News & Commentary

February 4, 2018

On Friday, Indiana became the second state to get approval from the Trump administration to impose a work requirement on Medicaid beneficiaries. The Wall Street Journal reports that the approval is “the first major health-policy move since Alex Azar was sworn in Monday as Health and Human Services secretary,” and “suggests continued support under his leadership for work-related mandates in Medicaid, the federal-state health program for the low-income and disabled.” Kentucky already received approval for a work requirement, and reportedly a dozen other states are in talks with HHS about work-related mandates.

Looking at Kentucky, Indiana, and other states’ proposed work-related requirements for Medicaid, the New York Times asks: “Who’s Able-Bodied Anyway?” Reporters Emily Badger and Margot Sanger-Katz explore how this term influences who we think are the deserving versus undeserving poor, and the effects on eligibility requirements for government programs.

“The basic point is that the physical distinction always implies a moral one, and that’s why politicians use it,” said Steve Hindle, the interim president and director of research at the Huntington Library in San Marino, Calif. He finds it not surprising but “profoundly sad” that so few politicians think about the lineage of the term.

From 1965 to 2010 there was a clear sequence where ‘able-bodiedness’ and ‘worthy poor’ were written out of statutes – culminating with the Affordable Care Act – only to see such distinctions reintroduced in the last year by Congressional Republicans, and Republican-controlled states like Kentucky and Indiana.

Did you know that every U.S. Senator’s office is responsible for creating its own family leave policy (as long as it complies with the FMLA)? U.S. Sen. Tammy Duckworth (D-Ill.) will be the first Senator to give birth while in office, and she will be taking twelve weeks of paid family leave.

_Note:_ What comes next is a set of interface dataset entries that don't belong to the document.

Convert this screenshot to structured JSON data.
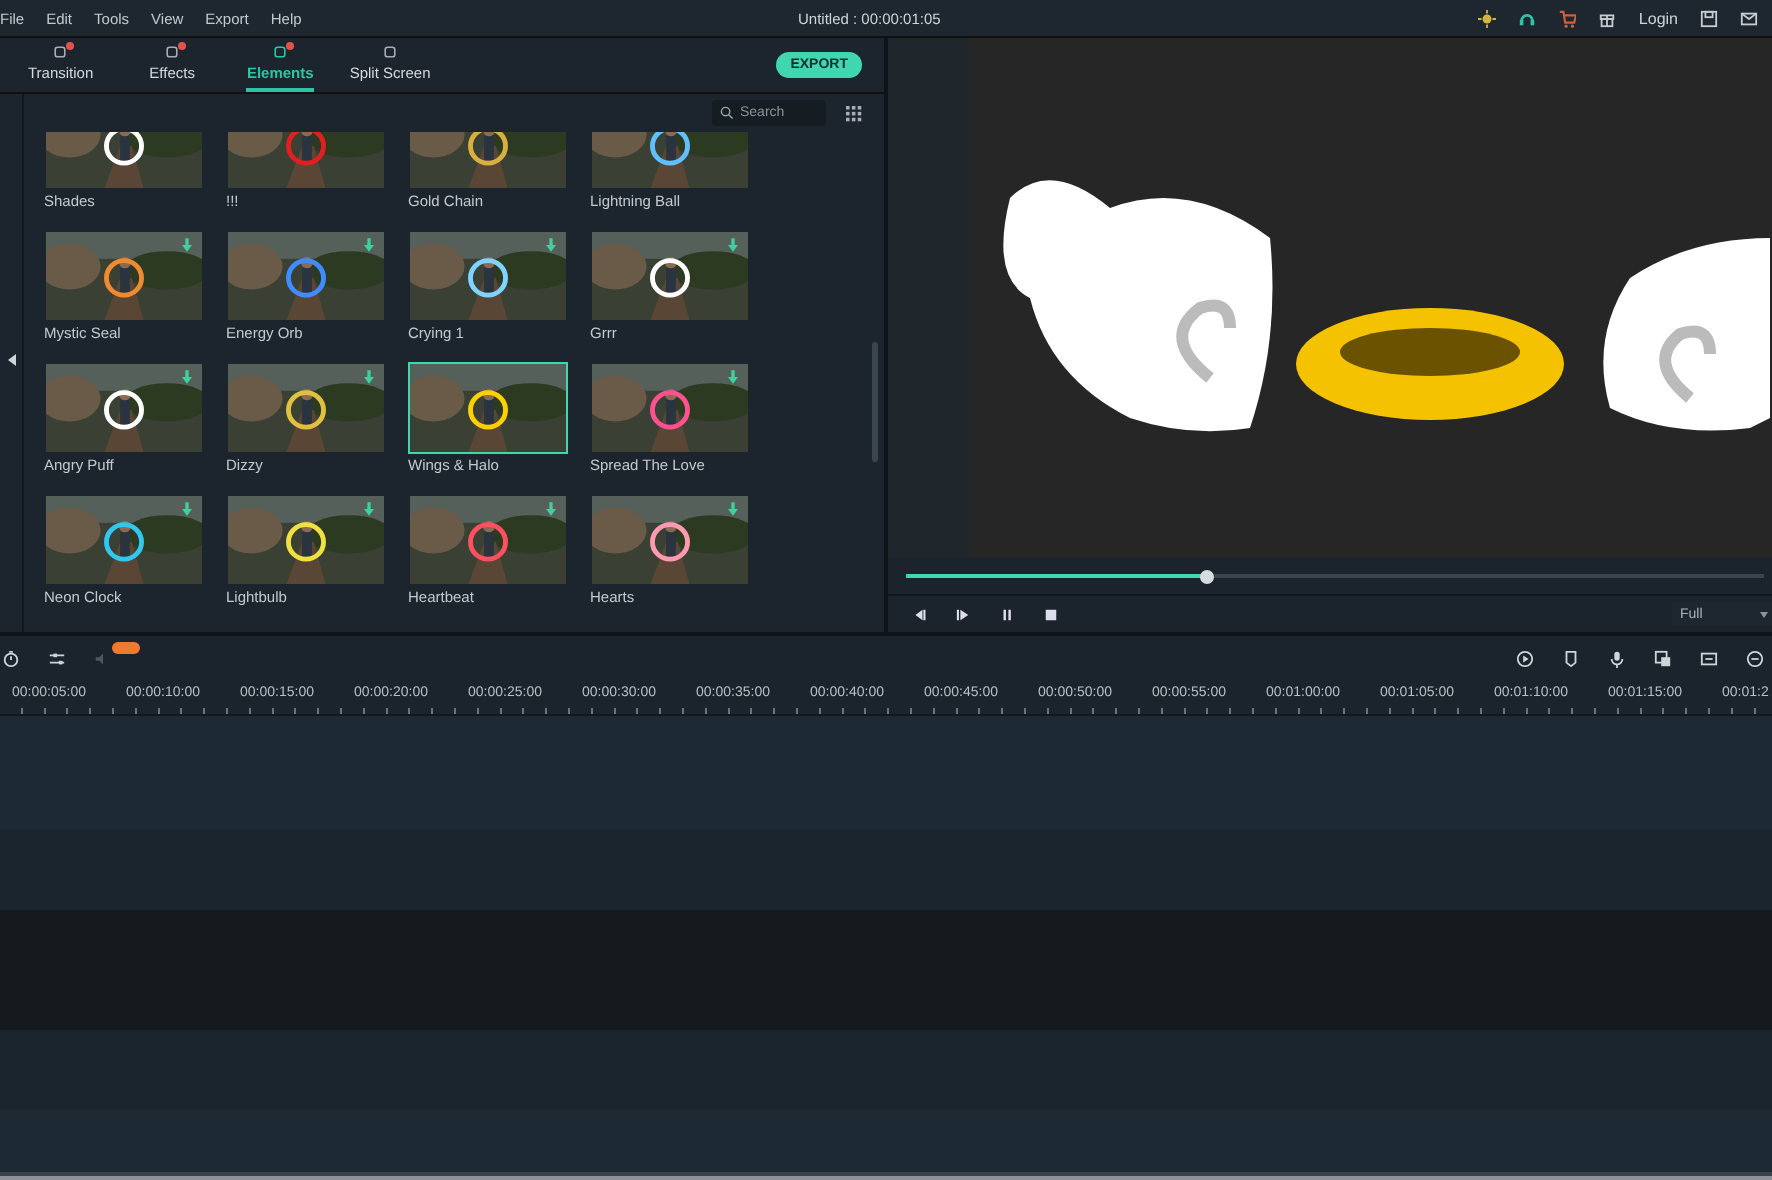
{
  "menu": [
    "File",
    "Edit",
    "Tools",
    "View",
    "Export",
    "Help"
  ],
  "title": "Untitled : 00:00:01:05",
  "login": "Login",
  "tabs": [
    {
      "label": "Transition",
      "selected": false,
      "notification": true
    },
    {
      "label": "Effects",
      "selected": false,
      "notification": true
    },
    {
      "label": "Elements",
      "selected": true,
      "notification": true
    },
    {
      "label": "Split Screen",
      "selected": false,
      "notification": false
    }
  ],
  "export_button": "EXPORT",
  "search": {
    "placeholder": "Search"
  },
  "elements": [
    {
      "name": "Shades",
      "selected": false,
      "download": false
    },
    {
      "name": "!!!",
      "selected": false,
      "download": false
    },
    {
      "name": "Gold Chain",
      "selected": false,
      "download": false
    },
    {
      "name": "Lightning Ball",
      "selected": false,
      "download": false
    },
    {
      "name": "Mystic Seal",
      "selected": false,
      "download": true
    },
    {
      "name": "Energy Orb",
      "selected": false,
      "download": true
    },
    {
      "name": "Crying 1",
      "selected": false,
      "download": true
    },
    {
      "name": "Grrr",
      "selected": false,
      "download": true
    },
    {
      "name": "Angry Puff",
      "selected": false,
      "download": true
    },
    {
      "name": "Dizzy",
      "selected": false,
      "download": true
    },
    {
      "name": "Wings & Halo",
      "selected": true,
      "download": false
    },
    {
      "name": "Spread The Love",
      "selected": false,
      "download": true
    },
    {
      "name": "Neon Clock",
      "selected": false,
      "download": true
    },
    {
      "name": "Lightbulb",
      "selected": false,
      "download": true
    },
    {
      "name": "Heartbeat",
      "selected": false,
      "download": true
    },
    {
      "name": "Hearts",
      "selected": false,
      "download": true
    }
  ],
  "player": {
    "level": 0.35,
    "quality": "Full"
  },
  "ruler": [
    "00:00:05:00",
    "00:00:10:00",
    "00:00:15:00",
    "00:00:20:00",
    "00:00:25:00",
    "00:00:30:00",
    "00:00:35:00",
    "00:00:40:00",
    "00:00:45:00",
    "00:00:50:00",
    "00:00:55:00",
    "00:01:00:00",
    "00:01:05:00",
    "00:01:10:00",
    "00:01:15:00",
    "00:01:2"
  ]
}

The New York Times looks at how the Trump administration’s immigration policies may hurt the elderly. “One in four of the direct-care workers in the nation’s nursing homes, assisted living facilities and home care agencies are foreign-born, according to an analysis of census data by P.H.I., the New York research organization.” There is a growing workforce shortage in direct care which is partially caused by the growing economy and severe demographic shifts, but could be further exasperated if large numbers of immigrants are deported or unable to work for fear of drawing unwanted attention.

Elkhart County, Ind. voted overwhelmingly for President Trump, but when presented with a proposal to build a $100 million immigration-detention facility in the county, workers and business-owners vocally opposed the plan. Local business leader Jason Lippert, “who said he supports Mr. Trump’s ‘business-friendly policies,’ said he was concerned about holding on to workers. About 3,000 of his 10,000 employees are Latino, and Goshen—one of the county’s principal cities—is 30% Latino.”

Enjoy OnLabor’s fresh takes on the day’s labor news, right in your inbox.